Work item: Your task is to count the lines of the records that contain "Medium". Answer with the number and nothing else.

Data excerpts:
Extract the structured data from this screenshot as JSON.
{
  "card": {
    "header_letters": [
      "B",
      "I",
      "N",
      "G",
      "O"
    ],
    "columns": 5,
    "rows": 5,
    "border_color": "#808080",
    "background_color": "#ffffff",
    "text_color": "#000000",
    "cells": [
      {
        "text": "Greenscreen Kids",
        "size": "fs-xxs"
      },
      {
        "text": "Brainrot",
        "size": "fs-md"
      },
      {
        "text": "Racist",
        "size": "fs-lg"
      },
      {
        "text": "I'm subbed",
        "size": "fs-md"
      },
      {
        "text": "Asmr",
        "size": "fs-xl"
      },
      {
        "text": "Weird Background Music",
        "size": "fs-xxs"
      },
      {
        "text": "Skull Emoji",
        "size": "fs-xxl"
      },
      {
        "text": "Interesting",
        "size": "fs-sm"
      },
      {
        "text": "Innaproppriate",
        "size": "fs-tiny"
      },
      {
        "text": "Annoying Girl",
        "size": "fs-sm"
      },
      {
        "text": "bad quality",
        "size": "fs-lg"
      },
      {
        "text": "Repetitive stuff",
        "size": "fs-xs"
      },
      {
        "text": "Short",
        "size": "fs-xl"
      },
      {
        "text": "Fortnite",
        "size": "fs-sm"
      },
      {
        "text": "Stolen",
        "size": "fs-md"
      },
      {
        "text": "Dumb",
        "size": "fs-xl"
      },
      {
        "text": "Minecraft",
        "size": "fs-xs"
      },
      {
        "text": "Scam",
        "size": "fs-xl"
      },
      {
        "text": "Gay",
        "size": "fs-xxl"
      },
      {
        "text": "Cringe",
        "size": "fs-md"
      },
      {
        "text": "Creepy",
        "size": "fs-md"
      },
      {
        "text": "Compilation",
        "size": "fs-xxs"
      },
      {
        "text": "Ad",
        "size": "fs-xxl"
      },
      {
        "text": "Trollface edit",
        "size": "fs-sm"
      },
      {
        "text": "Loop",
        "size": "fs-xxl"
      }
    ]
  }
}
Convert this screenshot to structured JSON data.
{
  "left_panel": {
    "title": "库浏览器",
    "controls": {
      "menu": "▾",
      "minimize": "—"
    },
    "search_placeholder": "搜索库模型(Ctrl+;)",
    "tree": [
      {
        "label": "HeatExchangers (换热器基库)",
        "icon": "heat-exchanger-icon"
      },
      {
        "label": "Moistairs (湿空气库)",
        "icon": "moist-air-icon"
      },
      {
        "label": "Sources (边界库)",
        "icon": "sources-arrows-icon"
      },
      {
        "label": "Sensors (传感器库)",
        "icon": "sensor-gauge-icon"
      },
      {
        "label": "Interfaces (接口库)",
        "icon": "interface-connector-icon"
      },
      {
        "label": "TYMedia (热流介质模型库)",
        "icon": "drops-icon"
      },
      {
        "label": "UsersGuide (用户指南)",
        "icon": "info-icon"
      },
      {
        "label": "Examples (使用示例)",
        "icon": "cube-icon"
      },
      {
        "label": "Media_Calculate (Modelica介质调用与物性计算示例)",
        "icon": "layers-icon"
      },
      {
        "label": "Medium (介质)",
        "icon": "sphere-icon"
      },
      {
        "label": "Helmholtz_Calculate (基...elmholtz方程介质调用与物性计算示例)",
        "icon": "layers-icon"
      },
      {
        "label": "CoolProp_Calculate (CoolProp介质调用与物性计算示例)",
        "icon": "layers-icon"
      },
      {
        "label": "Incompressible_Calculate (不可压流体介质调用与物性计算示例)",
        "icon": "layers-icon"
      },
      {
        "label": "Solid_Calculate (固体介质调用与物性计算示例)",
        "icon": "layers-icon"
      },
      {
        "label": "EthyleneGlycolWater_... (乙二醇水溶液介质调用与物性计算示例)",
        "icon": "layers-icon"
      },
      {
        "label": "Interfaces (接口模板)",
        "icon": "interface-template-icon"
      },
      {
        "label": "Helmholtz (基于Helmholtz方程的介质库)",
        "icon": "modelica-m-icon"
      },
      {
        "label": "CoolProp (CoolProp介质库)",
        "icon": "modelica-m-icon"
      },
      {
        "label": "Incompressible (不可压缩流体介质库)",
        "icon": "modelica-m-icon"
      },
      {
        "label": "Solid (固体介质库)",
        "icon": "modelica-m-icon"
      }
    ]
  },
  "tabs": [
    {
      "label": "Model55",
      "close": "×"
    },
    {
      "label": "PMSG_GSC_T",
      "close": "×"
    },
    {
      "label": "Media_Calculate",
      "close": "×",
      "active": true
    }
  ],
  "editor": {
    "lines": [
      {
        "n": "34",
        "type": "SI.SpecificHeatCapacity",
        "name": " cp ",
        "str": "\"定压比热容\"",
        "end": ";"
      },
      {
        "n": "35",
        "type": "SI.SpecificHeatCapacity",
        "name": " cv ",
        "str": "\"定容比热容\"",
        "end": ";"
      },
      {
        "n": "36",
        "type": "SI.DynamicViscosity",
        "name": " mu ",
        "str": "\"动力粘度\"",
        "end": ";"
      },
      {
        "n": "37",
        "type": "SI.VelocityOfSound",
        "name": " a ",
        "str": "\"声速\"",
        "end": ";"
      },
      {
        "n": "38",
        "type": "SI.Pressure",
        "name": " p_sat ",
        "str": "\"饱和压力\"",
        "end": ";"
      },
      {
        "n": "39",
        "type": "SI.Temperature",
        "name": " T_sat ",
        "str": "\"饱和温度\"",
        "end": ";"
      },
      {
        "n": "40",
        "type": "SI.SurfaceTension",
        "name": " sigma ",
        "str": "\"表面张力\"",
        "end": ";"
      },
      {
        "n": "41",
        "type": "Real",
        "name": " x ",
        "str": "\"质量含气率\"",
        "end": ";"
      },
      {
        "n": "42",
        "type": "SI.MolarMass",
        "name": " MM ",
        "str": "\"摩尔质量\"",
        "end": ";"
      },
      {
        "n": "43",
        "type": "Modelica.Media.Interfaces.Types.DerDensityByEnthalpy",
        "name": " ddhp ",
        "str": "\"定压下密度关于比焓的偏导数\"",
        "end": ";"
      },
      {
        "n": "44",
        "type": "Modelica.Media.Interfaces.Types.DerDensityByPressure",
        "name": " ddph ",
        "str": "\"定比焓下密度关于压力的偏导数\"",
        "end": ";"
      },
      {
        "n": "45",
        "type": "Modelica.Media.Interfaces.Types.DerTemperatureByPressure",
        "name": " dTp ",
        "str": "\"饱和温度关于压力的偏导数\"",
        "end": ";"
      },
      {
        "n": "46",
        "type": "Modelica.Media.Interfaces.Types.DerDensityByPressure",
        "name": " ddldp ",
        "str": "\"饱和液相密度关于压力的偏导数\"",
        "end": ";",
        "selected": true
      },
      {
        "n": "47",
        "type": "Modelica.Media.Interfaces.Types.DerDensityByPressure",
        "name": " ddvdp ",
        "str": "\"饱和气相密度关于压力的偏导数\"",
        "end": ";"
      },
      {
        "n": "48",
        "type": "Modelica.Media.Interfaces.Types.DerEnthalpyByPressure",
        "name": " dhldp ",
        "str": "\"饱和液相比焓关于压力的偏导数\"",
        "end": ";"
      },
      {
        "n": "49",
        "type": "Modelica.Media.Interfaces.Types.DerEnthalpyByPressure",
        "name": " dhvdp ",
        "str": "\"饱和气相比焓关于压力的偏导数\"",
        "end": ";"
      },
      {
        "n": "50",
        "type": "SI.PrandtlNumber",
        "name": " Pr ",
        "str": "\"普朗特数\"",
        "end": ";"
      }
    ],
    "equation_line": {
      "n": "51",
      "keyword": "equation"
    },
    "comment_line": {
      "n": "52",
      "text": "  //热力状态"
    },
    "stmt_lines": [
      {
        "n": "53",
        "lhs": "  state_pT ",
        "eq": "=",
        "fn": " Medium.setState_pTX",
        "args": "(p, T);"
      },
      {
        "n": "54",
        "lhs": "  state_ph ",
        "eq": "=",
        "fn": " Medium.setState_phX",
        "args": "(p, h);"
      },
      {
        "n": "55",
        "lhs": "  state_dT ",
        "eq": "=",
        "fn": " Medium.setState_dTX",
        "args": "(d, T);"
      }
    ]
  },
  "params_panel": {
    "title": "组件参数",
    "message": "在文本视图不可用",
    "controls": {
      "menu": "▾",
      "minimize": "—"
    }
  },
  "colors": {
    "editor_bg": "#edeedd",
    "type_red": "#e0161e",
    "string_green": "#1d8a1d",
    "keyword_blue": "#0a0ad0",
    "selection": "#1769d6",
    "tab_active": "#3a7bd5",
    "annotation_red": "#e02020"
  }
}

Written reply: 4